**Assignment:**
Each line below is to be copied exactly as it appears.

Records from a data collection:
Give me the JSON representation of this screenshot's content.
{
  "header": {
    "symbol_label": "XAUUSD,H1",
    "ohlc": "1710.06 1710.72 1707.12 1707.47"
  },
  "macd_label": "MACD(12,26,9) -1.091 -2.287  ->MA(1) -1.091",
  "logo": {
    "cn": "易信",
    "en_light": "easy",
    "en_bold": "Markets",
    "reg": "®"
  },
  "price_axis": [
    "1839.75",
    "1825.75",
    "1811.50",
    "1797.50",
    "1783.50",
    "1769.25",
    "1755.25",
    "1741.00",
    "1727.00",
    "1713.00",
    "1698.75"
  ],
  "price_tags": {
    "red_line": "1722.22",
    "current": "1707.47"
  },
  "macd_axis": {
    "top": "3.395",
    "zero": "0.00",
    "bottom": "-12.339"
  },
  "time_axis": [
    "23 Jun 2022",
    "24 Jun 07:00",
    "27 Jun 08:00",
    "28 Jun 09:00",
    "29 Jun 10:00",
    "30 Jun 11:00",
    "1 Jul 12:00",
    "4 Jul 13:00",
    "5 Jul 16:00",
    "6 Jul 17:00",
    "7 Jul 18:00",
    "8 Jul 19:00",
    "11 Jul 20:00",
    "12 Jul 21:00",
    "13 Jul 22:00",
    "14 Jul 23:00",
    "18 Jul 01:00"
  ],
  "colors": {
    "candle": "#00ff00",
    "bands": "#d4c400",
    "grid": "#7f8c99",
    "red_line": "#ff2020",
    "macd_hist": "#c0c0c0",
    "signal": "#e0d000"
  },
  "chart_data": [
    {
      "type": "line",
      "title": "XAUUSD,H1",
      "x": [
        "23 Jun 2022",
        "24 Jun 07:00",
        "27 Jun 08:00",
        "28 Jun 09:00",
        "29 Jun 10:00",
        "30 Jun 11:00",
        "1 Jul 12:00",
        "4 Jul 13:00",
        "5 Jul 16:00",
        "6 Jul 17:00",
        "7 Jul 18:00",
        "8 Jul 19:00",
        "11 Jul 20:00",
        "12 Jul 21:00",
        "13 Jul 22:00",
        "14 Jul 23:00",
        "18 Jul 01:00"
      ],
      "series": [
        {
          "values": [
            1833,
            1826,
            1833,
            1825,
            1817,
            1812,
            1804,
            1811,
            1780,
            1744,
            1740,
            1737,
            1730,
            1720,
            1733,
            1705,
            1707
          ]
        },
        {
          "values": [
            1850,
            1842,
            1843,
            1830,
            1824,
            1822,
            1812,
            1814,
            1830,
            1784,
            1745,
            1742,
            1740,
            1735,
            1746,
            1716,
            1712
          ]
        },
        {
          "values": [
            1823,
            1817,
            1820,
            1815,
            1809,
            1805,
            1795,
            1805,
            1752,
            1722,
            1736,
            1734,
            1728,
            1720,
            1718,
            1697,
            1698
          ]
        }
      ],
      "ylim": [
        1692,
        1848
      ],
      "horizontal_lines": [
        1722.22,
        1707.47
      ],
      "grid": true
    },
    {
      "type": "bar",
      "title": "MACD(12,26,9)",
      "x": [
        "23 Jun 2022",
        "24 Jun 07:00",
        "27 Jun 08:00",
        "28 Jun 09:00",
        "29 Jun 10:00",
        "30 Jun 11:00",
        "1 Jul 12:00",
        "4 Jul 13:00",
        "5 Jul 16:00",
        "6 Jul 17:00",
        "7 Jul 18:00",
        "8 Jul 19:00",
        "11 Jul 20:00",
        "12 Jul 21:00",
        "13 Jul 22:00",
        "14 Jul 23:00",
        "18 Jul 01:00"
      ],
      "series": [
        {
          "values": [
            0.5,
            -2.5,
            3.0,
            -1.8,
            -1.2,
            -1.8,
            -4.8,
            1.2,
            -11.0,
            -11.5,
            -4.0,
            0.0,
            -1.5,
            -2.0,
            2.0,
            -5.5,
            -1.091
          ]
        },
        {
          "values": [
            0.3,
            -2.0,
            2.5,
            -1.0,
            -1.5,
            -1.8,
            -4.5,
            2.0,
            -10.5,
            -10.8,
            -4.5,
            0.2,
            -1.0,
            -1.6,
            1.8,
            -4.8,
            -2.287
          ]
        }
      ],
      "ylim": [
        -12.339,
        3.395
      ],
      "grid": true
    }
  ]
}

**Expected answer:**
Give me the JSON representation of this screenshot's content.
{
  "header": {
    "symbol_label": "XAUUSD,H1",
    "ohlc": "1710.06 1710.72 1707.12 1707.47"
  },
  "macd_label": "MACD(12,26,9) -1.091 -2.287  ->MA(1) -1.091",
  "logo": {
    "cn": "易信",
    "en_light": "easy",
    "en_bold": "Markets",
    "reg": "®"
  },
  "price_axis": [
    "1839.75",
    "1825.75",
    "1811.50",
    "1797.50",
    "1783.50",
    "1769.25",
    "1755.25",
    "1741.00",
    "1727.00",
    "1713.00",
    "1698.75"
  ],
  "price_tags": {
    "red_line": "1722.22",
    "current": "1707.47"
  },
  "macd_axis": {
    "top": "3.395",
    "zero": "0.00",
    "bottom": "-12.339"
  },
  "time_axis": [
    "23 Jun 2022",
    "24 Jun 07:00",
    "27 Jun 08:00",
    "28 Jun 09:00",
    "29 Jun 10:00",
    "30 Jun 11:00",
    "1 Jul 12:00",
    "4 Jul 13:00",
    "5 Jul 16:00",
    "6 Jul 17:00",
    "7 Jul 18:00",
    "8 Jul 19:00",
    "11 Jul 20:00",
    "12 Jul 21:00",
    "13 Jul 22:00",
    "14 Jul 23:00",
    "18 Jul 01:00"
  ],
  "colors": {
    "candle": "#00ff00",
    "bands": "#d4c400",
    "grid": "#7f8c99",
    "red_line": "#ff2020",
    "macd_hist": "#c0c0c0",
    "signal": "#e0d000"
  },
  "chart_data": [
    {
      "type": "line",
      "title": "XAUUSD,H1",
      "x": [
        "23 Jun 2022",
        "24 Jun 07:00",
        "27 Jun 08:00",
        "28 Jun 09:00",
        "29 Jun 10:00",
        "30 Jun 11:00",
        "1 Jul 12:00",
        "4 Jul 13:00",
        "5 Jul 16:00",
        "6 Jul 17:00",
        "7 Jul 18:00",
        "8 Jul 19:00",
        "11 Jul 20:00",
        "12 Jul 21:00",
        "13 Jul 22:00",
        "14 Jul 23:00",
        "18 Jul 01:00"
      ],
      "series": [
        {
          "values": [
            1833,
            1826,
            1833,
            1825,
            1817,
            1812,
            1804,
            1811,
            1780,
            1744,
            1740,
            1737,
            1730,
            1720,
            1733,
            1705,
            1707
          ]
        },
        {
          "values": [
            1850,
            1842,
            1843,
            1830,
            1824,
            1822,
            1812,
            1814,
            1830,
            1784,
            1745,
            1742,
            1740,
            1735,
            1746,
            1716,
            1712
          ]
        },
        {
          "values": [
            1823,
            1817,
            1820,
            1815,
            1809,
            1805,
            1795,
            1805,
            1752,
            1722,
            1736,
            1734,
            1728,
            1720,
            1718,
            1697,
            1698
          ]
        }
      ],
      "ylim": [
        1692,
        1848
      ],
      "horizontal_lines": [
        1722.22,
        1707.47
      ],
      "grid": true
    },
    {
      "type": "bar",
      "title": "MACD(12,26,9)",
      "x": [
        "23 Jun 2022",
        "24 Jun 07:00",
        "27 Jun 08:00",
        "28 Jun 09:00",
        "29 Jun 10:00",
        "30 Jun 11:00",
        "1 Jul 12:00",
        "4 Jul 13:00",
        "5 Jul 16:00",
        "6 Jul 17:00",
        "7 Jul 18:00",
        "8 Jul 19:00",
        "11 Jul 20:00",
        "12 Jul 21:00",
        "13 Jul 22:00",
        "14 Jul 23:00",
        "18 Jul 01:00"
      ],
      "series": [
        {
          "values": [
            0.5,
            -2.5,
            3.0,
            -1.8,
            -1.2,
            -1.8,
            -4.8,
            1.2,
            -11.0,
            -11.5,
            -4.0,
            0.0,
            -1.5,
            -2.0,
            2.0,
            -5.5,
            -1.091
          ]
        },
        {
          "values": [
            0.3,
            -2.0,
            2.5,
            -1.0,
            -1.5,
            -1.8,
            -4.5,
            2.0,
            -10.5,
            -10.8,
            -4.5,
            0.2,
            -1.0,
            -1.6,
            1.8,
            -4.8,
            -2.287
          ]
        }
      ],
      "ylim": [
        -12.339,
        3.395
      ],
      "grid": true
    }
  ]
}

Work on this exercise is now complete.